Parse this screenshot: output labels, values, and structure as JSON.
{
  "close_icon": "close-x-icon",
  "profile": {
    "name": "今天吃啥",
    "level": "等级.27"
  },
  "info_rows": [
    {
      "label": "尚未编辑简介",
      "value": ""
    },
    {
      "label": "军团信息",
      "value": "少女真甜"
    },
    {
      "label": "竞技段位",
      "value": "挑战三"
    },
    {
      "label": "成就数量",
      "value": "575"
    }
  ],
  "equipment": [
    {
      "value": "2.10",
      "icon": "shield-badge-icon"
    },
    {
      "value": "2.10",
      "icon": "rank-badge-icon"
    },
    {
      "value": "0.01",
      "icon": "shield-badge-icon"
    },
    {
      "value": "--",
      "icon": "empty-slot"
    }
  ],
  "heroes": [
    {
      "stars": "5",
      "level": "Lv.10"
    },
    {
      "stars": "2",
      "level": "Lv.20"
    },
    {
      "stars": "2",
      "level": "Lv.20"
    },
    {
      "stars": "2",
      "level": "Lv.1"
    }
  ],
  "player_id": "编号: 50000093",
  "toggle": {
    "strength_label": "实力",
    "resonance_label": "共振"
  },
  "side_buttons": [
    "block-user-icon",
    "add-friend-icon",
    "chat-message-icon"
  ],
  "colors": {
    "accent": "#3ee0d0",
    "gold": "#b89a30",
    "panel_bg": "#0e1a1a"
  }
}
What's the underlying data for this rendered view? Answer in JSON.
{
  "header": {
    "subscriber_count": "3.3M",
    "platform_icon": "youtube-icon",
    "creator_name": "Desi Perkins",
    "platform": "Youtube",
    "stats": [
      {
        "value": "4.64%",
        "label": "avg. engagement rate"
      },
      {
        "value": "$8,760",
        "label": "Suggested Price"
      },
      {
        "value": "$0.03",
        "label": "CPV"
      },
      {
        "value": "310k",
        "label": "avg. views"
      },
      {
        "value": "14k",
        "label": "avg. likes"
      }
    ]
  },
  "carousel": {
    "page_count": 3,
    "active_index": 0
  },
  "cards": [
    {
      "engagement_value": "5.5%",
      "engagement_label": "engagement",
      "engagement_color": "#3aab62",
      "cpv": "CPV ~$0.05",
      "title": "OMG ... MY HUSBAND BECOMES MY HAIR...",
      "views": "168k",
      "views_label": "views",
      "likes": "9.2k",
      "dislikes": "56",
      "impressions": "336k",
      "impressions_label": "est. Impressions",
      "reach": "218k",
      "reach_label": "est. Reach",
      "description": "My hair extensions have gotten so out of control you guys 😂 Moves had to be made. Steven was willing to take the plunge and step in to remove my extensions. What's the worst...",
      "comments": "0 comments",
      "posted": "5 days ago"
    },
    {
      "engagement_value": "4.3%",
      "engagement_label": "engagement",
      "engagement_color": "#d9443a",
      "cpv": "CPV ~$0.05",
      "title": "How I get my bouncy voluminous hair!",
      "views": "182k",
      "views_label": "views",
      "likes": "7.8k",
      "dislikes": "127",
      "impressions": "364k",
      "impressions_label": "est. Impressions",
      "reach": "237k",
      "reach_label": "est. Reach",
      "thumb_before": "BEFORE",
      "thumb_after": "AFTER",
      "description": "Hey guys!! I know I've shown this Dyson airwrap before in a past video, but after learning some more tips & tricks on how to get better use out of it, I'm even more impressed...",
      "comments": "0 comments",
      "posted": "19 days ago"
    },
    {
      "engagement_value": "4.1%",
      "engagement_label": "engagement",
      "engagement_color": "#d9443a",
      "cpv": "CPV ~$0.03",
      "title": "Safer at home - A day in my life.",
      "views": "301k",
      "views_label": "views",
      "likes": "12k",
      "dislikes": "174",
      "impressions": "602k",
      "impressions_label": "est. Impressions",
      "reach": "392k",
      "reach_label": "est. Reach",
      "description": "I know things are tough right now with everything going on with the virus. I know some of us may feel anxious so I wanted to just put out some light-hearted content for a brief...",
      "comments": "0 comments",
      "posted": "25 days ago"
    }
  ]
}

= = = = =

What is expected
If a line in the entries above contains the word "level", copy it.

Solution
    "level": "等级.27"
      "level": "Lv.10"
      "level": "Lv.20"
      "level": "Lv.20"
      "level": "Lv.1"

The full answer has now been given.